He wanted rid of the waistcoat
Southgate became synonymous with his waistcoat, which was omnipresent as England made their way around Russia. So famous did his attire become, there were reports of a surge of waistcoat sales.
The manager, though, couldn't wait to be free of it.
"It was too hot for a jacket and the options were limited," he said. "I'm not superstitious, but it did become symbolic for the fans - even if I couldn't wait to get rid of it at the end of the tournament.
"Maybe there's a chance to auction it at some point, but we haven't changed our suits yet."
England celebrated after the third-place play-off
England's run was ended in the semi-finals by Croatia, after which they were defeated by Belgium in the third-place play-off.
The night of that final game, just before they were due to fly home, the whole squad gathered with what Southgate described as a "a lot of beer".
"We had a brilliant night," he said. "There were a lot of individual moments, but everyone was there. There was music playing and it was a lot of fun. It was nice for the group to reflect and enjoy each other's company.
"You'll never get that group of people together ever again. You think you'll be friends forever, that the group will be stronger, but even that night there were players talking about finishing international football and some of the staff have gone on to do other things.
"It was important for us as a team to enjoy that moment."
He had a 'dip' after the tournament
England's players went almost straight into the new season after the World Cup, while Southgate had to plan for their Nations League matches in the autumn.
And he admitted he struggled with readjusting to normality on his return home.
"We had been involved in the biggest event in the world for that month, then you are back to normal life," he said. "Coaches from other sports have said they hit a dip after the Olympics. Absolutely I hit it. That period was really difficult.
"Before, I had 20 years of people shouting less complimentary things from their cars. Now, the reaction is different.
"When you become England manager, the change in profile and interest in what you're doing is on another level. On the back of the summer, it's on another level again.
"People have been happy to come up and speak about their experiences - what a great summer they had. How do you respond in those moments? You don't want to be too proud, to get carried away, but if people give you praise you don't want to throw it back.
"It's lovely to accept that.
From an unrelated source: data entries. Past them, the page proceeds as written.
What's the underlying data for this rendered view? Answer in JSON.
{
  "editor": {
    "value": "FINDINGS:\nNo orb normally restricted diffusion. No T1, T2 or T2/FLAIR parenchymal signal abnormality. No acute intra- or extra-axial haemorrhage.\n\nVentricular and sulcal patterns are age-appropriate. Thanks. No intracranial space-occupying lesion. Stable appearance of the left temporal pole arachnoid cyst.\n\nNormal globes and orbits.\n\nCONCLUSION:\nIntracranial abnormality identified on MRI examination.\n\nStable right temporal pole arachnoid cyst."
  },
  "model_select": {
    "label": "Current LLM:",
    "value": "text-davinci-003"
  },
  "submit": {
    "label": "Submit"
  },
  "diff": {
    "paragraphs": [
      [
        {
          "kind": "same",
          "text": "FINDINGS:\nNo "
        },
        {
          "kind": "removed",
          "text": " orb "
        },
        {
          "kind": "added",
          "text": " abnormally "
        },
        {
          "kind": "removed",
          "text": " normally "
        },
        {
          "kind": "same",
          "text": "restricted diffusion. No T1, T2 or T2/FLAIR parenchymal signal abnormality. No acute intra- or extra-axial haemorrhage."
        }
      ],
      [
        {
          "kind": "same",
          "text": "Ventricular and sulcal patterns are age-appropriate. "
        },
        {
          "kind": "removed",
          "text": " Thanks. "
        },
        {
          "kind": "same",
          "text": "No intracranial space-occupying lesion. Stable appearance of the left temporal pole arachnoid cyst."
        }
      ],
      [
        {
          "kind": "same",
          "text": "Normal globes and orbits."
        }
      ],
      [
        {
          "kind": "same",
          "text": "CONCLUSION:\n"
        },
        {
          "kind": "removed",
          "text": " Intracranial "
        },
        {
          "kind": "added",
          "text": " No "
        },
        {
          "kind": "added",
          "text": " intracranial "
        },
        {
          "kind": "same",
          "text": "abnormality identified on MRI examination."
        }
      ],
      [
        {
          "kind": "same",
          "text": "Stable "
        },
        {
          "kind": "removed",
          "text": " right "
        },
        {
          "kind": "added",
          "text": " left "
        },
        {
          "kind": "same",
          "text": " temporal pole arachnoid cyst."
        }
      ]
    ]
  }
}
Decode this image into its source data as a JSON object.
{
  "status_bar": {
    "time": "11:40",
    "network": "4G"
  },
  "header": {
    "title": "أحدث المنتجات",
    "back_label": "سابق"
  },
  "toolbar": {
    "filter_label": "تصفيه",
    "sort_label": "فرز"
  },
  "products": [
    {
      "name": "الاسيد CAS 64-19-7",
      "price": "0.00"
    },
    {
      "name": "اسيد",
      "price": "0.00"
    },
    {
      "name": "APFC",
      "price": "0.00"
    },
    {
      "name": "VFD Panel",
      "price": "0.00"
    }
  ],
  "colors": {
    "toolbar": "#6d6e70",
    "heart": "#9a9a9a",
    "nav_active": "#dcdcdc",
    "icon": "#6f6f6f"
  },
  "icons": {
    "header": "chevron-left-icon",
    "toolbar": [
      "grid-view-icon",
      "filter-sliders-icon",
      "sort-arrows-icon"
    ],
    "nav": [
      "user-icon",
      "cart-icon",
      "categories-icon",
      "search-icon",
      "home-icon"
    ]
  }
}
The most interesting thing is they don't always talk about winning - they talk about their enjoyment, how the team made them feel proud. With the national team, there are bigger things than just the winning - we have to keep that in mind."